Preparation of the promoter DNA scaffold for the crystallization

The non-template DNA strand (5′-TATAATGGGAGCTGTCACGGATGCAGG-3′) was annealed to the template DNA strand (5′-CCTGCATCCGTGAGTGCAGCCA-3′) in 40 μl of 10 mM Tris-HCl (pH 8.0), 50 mM NaCl, and 1 mM EDTA to the final concentration of 1 mM. The solution was heated at 95 °C for 10 min and then gradually cooled to 22 °C.

Crystallization of the T. thermophilus RNAP initially transcribing complexes

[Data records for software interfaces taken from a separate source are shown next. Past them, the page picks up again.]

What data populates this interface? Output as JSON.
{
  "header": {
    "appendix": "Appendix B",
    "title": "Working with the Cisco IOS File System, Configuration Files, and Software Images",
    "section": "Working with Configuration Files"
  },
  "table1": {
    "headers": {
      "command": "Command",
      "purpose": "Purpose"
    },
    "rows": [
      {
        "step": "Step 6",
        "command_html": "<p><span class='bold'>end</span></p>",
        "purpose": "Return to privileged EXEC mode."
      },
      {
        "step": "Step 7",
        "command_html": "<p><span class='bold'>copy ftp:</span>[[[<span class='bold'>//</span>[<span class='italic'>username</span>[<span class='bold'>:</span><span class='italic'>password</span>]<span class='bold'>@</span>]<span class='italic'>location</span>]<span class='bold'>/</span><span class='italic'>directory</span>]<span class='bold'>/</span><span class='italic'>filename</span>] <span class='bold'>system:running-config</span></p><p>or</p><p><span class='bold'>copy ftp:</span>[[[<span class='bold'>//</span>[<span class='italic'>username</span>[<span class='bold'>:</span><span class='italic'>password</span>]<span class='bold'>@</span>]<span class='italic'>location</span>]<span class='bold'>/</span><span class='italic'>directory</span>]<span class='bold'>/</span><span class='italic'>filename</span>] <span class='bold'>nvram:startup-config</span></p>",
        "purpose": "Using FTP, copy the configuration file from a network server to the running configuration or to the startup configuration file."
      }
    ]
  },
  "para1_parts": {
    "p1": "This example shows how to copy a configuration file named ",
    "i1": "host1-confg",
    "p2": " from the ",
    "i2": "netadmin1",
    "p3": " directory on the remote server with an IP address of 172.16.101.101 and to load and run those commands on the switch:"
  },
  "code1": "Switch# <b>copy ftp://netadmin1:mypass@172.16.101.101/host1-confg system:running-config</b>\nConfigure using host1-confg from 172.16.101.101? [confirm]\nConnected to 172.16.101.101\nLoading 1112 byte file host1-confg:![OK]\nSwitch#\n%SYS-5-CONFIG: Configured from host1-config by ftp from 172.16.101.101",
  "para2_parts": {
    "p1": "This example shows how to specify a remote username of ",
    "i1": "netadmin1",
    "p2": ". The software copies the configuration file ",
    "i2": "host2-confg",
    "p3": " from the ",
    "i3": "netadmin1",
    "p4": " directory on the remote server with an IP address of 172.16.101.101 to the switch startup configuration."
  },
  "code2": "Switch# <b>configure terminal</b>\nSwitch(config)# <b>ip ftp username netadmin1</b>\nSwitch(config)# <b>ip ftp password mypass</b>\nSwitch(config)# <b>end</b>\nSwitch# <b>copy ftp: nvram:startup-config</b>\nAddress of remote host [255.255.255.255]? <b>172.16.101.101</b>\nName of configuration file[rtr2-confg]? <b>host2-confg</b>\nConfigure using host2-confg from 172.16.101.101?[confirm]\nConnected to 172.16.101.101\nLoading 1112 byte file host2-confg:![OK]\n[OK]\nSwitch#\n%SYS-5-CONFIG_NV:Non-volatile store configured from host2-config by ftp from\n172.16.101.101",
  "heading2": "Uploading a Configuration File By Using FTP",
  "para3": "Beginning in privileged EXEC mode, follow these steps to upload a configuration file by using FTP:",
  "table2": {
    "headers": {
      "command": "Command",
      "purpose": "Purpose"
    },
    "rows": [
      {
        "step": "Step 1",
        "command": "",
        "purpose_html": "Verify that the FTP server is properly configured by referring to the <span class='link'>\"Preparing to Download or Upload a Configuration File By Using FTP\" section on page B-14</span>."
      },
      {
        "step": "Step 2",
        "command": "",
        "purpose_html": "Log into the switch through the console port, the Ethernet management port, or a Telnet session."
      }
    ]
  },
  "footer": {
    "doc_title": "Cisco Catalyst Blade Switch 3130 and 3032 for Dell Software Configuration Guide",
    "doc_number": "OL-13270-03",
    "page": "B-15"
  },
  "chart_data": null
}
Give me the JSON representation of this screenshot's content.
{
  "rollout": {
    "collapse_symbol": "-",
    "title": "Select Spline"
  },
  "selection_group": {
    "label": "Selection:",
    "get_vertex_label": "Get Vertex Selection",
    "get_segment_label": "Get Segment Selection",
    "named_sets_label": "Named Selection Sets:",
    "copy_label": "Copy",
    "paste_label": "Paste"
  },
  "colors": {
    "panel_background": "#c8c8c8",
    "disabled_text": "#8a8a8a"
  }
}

The crystals of the RNAP and promoter DNA complex were prepared as described previously51,52. The RNAP and promoter DNA complex was prepared by mixing 24 µl of 18 µM T. thermophilus holoenzyme (in 20 mM Tris-HCl, pH 7.7, 100 mM NaCl, and 1% glycerol) and 0.65 µl of 1 mM DNA scaffold and incubated for 30 min at 22 °C. Crystals were obtained by using hanging drop vapor diffusion by mixing equal volume of RNAP–DNA complex solution and crystallization solution (100 mM Tris-HCl, pH 8.7, 200 mM KCl, 50 mM MgCl2, 10 mM Spermine tetra-HCl, and 10% PEG 4000) and incubating at 22 °C over the same crystallization solution. The crystals were cryoprotected by soaking in same constituents as the crystallization solution with stepwise increments of PEG4000 and (2R,3R)-(—)-2,3-butanediol (Sigma-Aldrich) to final concentrations of 25% and 15%, respectively. The crystals were sequentially transferred to the final cryoprotection solution containing 1 mM primer 5′-GpCpA-3′ for 1 h and then transferred to the cryoprotection solution containing either 4 mM 2′dCTP or 3′dCTP for 30 s to trap the pre-catalytic complexes. The crystals were harvested and flash frozen in liquid nitrogen.

X-ray data collections and structure determinations

The X-ray datasets were collected at the Macromolecular Diffraction at the Cornell High Energy Synchrotron Source (MacCHESS) F1 beamline (Cornell University, Ithaca, NY, USA) and structures were determined as previously described51,52 using the following crystallographic software: HKL200053, Phenix54, and Coot55. Structure figures were prepared using PyMOL (Schrödinger, LLC, New York, NY, USA).

Reporting summary

Further information on research design is available in the Nature Research Reporting Summary linked to this article.